When you get an injury, you take the clotting for granted, going as far as lamenting the ugly ‘scab’ that covers the wound for the next few days. But do you ever step back and wonder at this wonderful mechanism that actually prevents you from bleeding yourself out from even the minutest of bruises? This is a blessing for the majority of us, but a small percentage suffers from what are known as bleeding disorders.
What are Bleeding Disorders
Bleeding disorders affect the normal clotting process of the blood. They can cause abnormal bleeding both outside and inside the body. Some acute conditions can significantly increase the amount of blood leaving your body, while others can cause bleeding to occur under the skin or in vital organs, such as the brain.
Causes of Bleeding Disorders
The process of clotting requires clotting factors which are blood proteins and blood cells known as platelets. When there is an abnormality in these factors and cells, or when they are not present in the required amounts in the blood, the condition interferes with the normal clotting process leading to excessive or prolonged bleeding.
Bleeding disorders are usually inherited. However, some may develop as a result of certain medical conditions, such as liver disease.
Types of Bleeding Disorders
There are many types of bleeding disorders and listed here are some of the most common amongst them:
- Haemophilia – There are two types A and B, and both conditions occur when the level of clotting factors is lesser than normal. In this case, the ability of the blood to clot is severely reduced. Though haemophilia is rare, it can have life-threatening complications.
- Factor II, V, VII, X, or XII deficiencies in the blood also cause clotting problems and abnormal bleeding problems.
- Von Willebrand’s disease – This is one of the most common inherited bleeding disorder. The disease is linked to the lack of the von Willebrand factor, which helps the blood to clot.
- Thrombocytopenia – This is a condition related to abnormally low levels of thrombocytes, commonly known as platelets. Thrombocytopenia shows no symptoms, but can be detected during a blood checkup.
- Thalassemia – Thalassemia is a condition related to abnormal haemoglobin production and often leads to minor to severe anaemia. This blood disorder is genetically inherited.
Treatment of Bleeding Disorders
There is no real cure for bleeding disorders, but treatment can help alleviate the symptoms associated with certain disorders.
1. Iron Supplements
Iron deficiencies are common in people with bleeding disorders and iron supplements can help replenish the amount of iron in your body loses if you have significant blood loss.
2. Blood transfusion
A blood transfusion may be required if symptoms such as weakness don’t improve with iron supplementation. This procedure can only be done at the hospital.

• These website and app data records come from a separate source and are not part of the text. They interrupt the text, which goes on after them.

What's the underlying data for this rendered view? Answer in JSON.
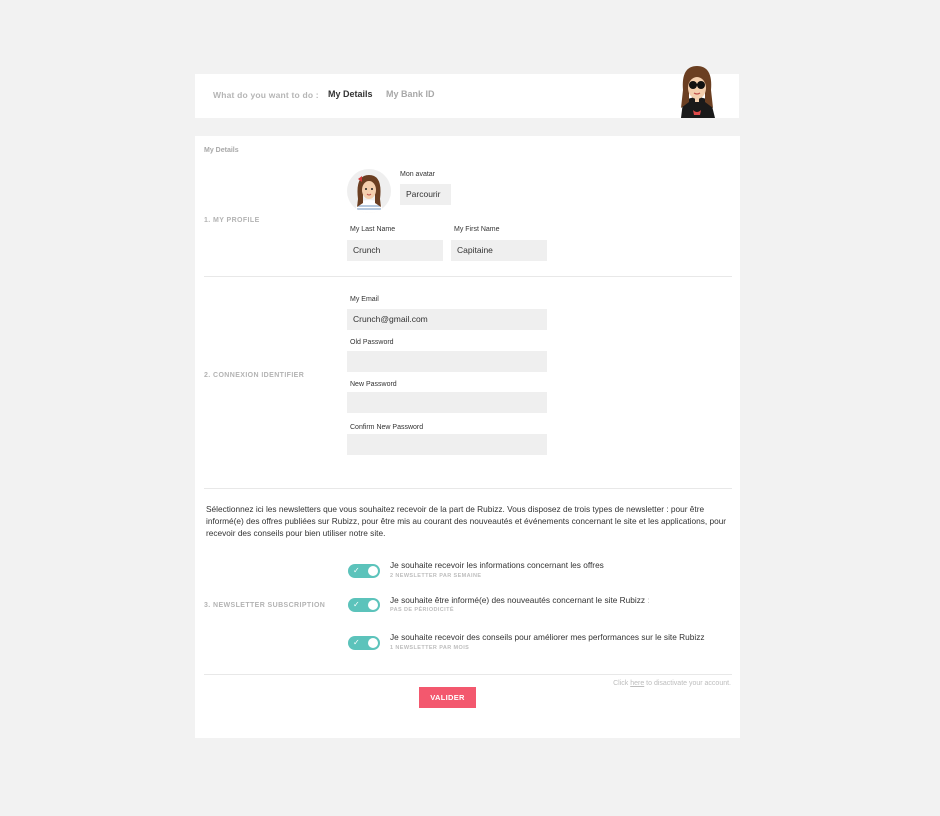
{
  "topnav": {
    "lead": "What do you want to do :",
    "tabs": [
      {
        "label": "My Details",
        "active": true
      },
      {
        "label": "My Bank ID",
        "active": false
      }
    ]
  },
  "card": {
    "title": "My Details"
  },
  "profile": {
    "section_label": "1. MY PROFILE",
    "avatar_label": "Mon avatar",
    "browse_label": "Parcourir",
    "last_name_label": "My Last Name",
    "last_name_value": "Crunch",
    "first_name_label": "My First Name",
    "first_name_value": "Capitaine"
  },
  "connexion": {
    "section_label": "2. CONNEXION IDENTIFIER",
    "email_label": "My Email",
    "email_value": "Crunch@gmail.com",
    "old_password_label": "Old Password",
    "old_password_value": "",
    "new_password_label": "New Password",
    "new_password_value": "",
    "confirm_password_label": "Confirm New Password",
    "confirm_password_value": ""
  },
  "newsletter": {
    "intro": "Sélectionnez ici les newsletters que vous souhaitez recevoir de la part de Rubizz. Vous disposez de trois types de newsletter : pour être informé(e) des offres publiées sur Rubizz, pour être mis au courant des nouveautés et événements concernant le site et les applications, pour recevoir des conseils pour bien utiliser notre site.",
    "section_label": "3. NEWSLETTER SUBSCRIPTION",
    "items": [
      {
        "title": "Je souhaite recevoir les informations concernant les offres",
        "suffix": "",
        "sub": "2 NEWSLETTER PAR SEMAINE",
        "enabled": true
      },
      {
        "title": "Je souhaite être informé(e) des nouveautés concernant le site Rubizz",
        "suffix": ":",
        "sub": "PAS DE PÉRIODICITÉ",
        "enabled": true
      },
      {
        "title": "Je souhaite recevoir des conseils pour améliorer mes performances sur le site Rubizz",
        "suffix": "",
        "sub": "1 NEWSLETTER PAR MOIS",
        "enabled": true
      }
    ],
    "toggle_glyph": "✓"
  },
  "footer": {
    "deactivate_prefix": "Click",
    "deactivate_link": "here",
    "deactivate_suffix": "to disactivate your account.",
    "submit_label": "VALIDER"
  },
  "colors": {
    "toggle_on": "#5cc3bb",
    "submit": "#f3586e",
    "input_bg": "#efefef",
    "page_bg": "#f2f2f2"
  }
}
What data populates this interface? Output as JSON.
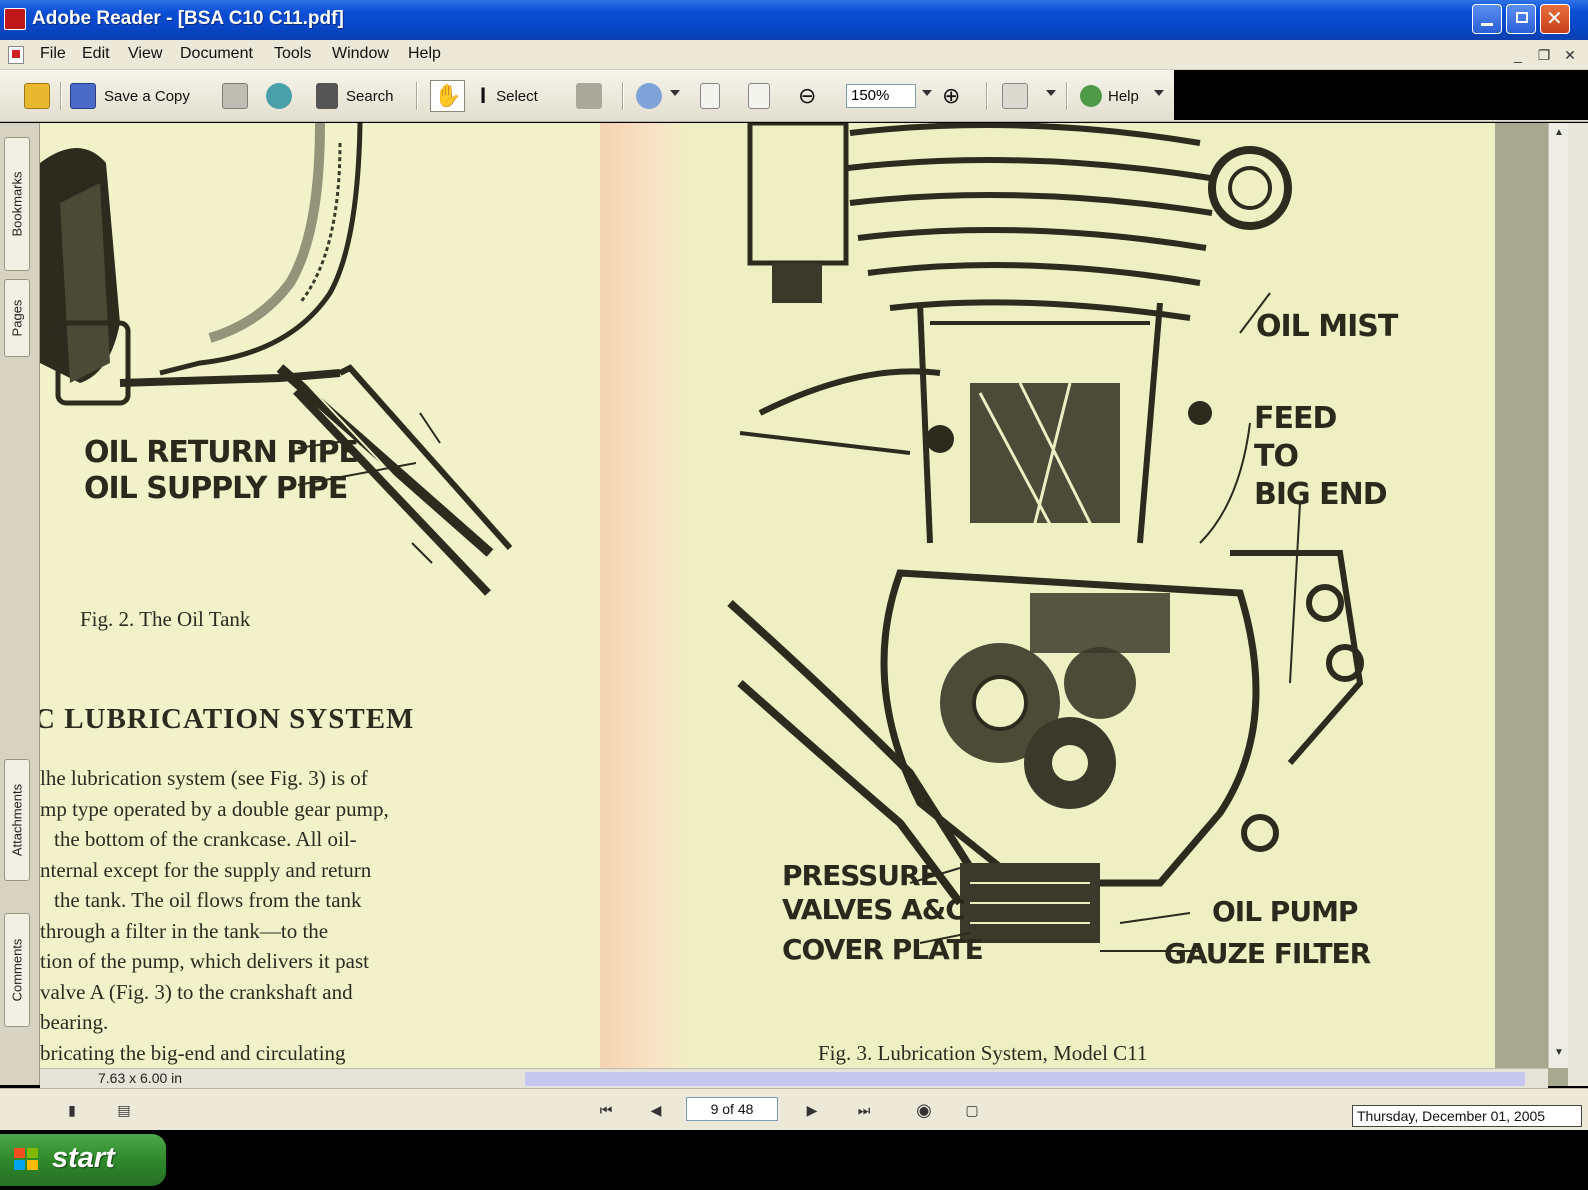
{
  "window": {
    "title": "Adobe Reader - [BSA C10 C11.pdf]"
  },
  "menu": {
    "items": [
      "File",
      "Edit",
      "View",
      "Document",
      "Tools",
      "Window",
      "Help"
    ]
  },
  "toolbar": {
    "save_copy": "Save a Copy",
    "search": "Search",
    "select": "Select",
    "zoom": "150%",
    "help": "Help"
  },
  "side_tabs": {
    "bookmarks": "Bookmarks",
    "pages": "Pages",
    "attachments": "Attachments",
    "comments": "Comments"
  },
  "page_left": {
    "label_return": "OIL RETURN PIPE",
    "label_supply": "OIL SUPPLY PIPE",
    "fig_caption": "Fig. 2.   The Oil Tank",
    "heading": "C LUBRICATION  SYSTEM",
    "body_lines": [
      "lhe lubrication system (see Fig. 3) is of",
      "mp type operated by a double gear pump,",
      "the bottom of the crankcase.  All oil-",
      "nternal except for the supply and return",
      "the tank.  The oil flows from the tank",
      "through a filter in the tank—to the",
      "tion of the pump, which delivers it past",
      "valve A (Fig. 3) to the crankshaft and",
      "bearing.",
      "bricating the big-end and circulating"
    ]
  },
  "page_right": {
    "label_oil_mist": "OIL MIST",
    "label_feed": "FEED",
    "label_to": "TO",
    "label_big_end": "BIG END",
    "label_pressure": "PRESSURE",
    "label_valves": "VALVES A&C",
    "label_cover": "COVER PLATE",
    "label_oil_pump": "OIL PUMP",
    "label_gauze": "GAUZE FILTER",
    "fig_caption": "Fig. 3.   Lubrication System, Model C11"
  },
  "status": {
    "page_size": "7.63 x 6.00 in",
    "page_counter": "9 of 48",
    "date": "Thursday, December 01, 2005"
  },
  "taskbar": {
    "start_label": "start"
  }
}
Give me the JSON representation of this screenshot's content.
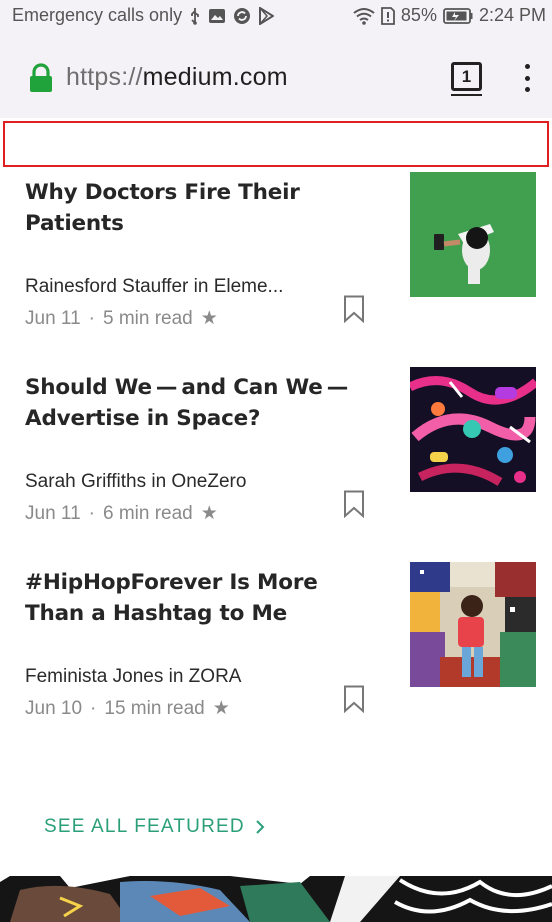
{
  "status_bar": {
    "carrier": "Emergency calls only",
    "battery": "85%",
    "time": "2:24 PM",
    "icons": [
      "usb-icon",
      "image-icon",
      "sync-icon",
      "play-store-icon",
      "wifi-icon",
      "sim-alert-icon",
      "battery-icon"
    ]
  },
  "address_bar": {
    "url_scheme": "https://",
    "url_host": "medium.com",
    "tab_count": "1",
    "lock_color": "#21a33b"
  },
  "articles": [
    {
      "title": "Why Doctors Fire Their Patients",
      "author": "Rainesford Stauffer in Eleme...",
      "date": "Jun 11",
      "read_time": "5 min read"
    },
    {
      "title": "Should We — and Can We — Advertise in Space?",
      "author": "Sarah Griffiths in OneZero",
      "date": "Jun 11",
      "read_time": "6 min read"
    },
    {
      "title": "#HipHopForever Is More Than a Hashtag to Me",
      "author": "Feminista Jones in ZORA",
      "date": "Jun 10",
      "read_time": "15 min read"
    }
  ],
  "see_all": {
    "label": "SEE ALL FEATURED",
    "color": "#2b9f7a"
  },
  "highlight_color": "#e02020"
}
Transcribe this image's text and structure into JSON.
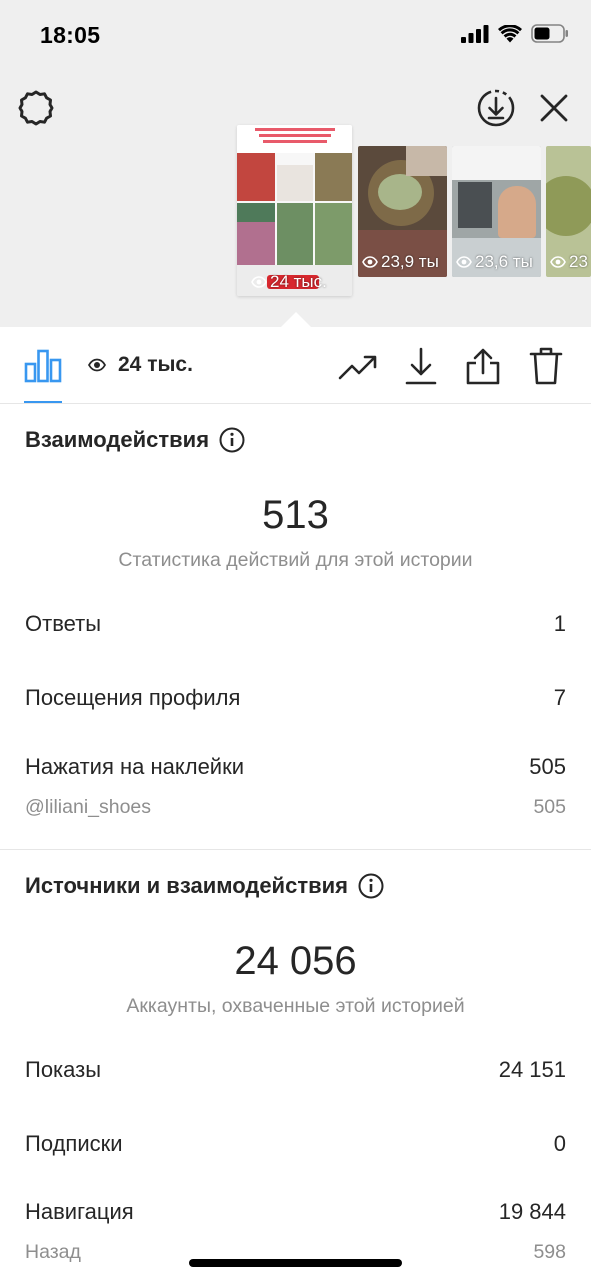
{
  "status_bar": {
    "time": "18:05"
  },
  "header": {
    "settings_icon": "gear-icon",
    "download_icon": "download-circle-icon",
    "close_icon": "close-icon"
  },
  "stories": [
    {
      "views": "24 тыс.",
      "selected": true
    },
    {
      "views": "23,9 ты"
    },
    {
      "views": "23,6 ты"
    },
    {
      "views": "23"
    }
  ],
  "toolbar": {
    "views": "24 тыс.",
    "icons": [
      "bar-chart-icon",
      "eye-icon",
      "trending-icon",
      "download-icon",
      "share-icon",
      "trash-icon"
    ]
  },
  "interactions": {
    "title": "Взаимодействия",
    "total": "513",
    "caption": "Статистика действий для этой истории",
    "rows": [
      {
        "label": "Ответы",
        "value": "1"
      },
      {
        "label": "Посещения профиля",
        "value": "7"
      },
      {
        "label": "Нажатия на наклейки",
        "value": "505"
      }
    ],
    "sub_row": {
      "label": "@liliani_shoes",
      "value": "505"
    }
  },
  "discovery": {
    "title": "Источники и взаимодействия",
    "total": "24 056",
    "caption": "Аккаунты, охваченные этой историей",
    "rows": [
      {
        "label": "Показы",
        "value": "24 151"
      },
      {
        "label": "Подписки",
        "value": "0"
      },
      {
        "label": "Навигация",
        "value": "19 844"
      }
    ],
    "sub_row": {
      "label": "Назад",
      "value": "598"
    }
  },
  "colors": {
    "accent": "#3897f0",
    "text_primary": "#262626",
    "text_secondary": "#8e8e8e",
    "top_background": "#efefef"
  }
}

3. Other treatments
Few bleeding disorders may be treated with topical products while others, including hemophilia, can be treated with factor replacement therapy. This involves injecting clotting factor concentrates into the bloodstream. Fresh frozen plasma transfusions are also an option.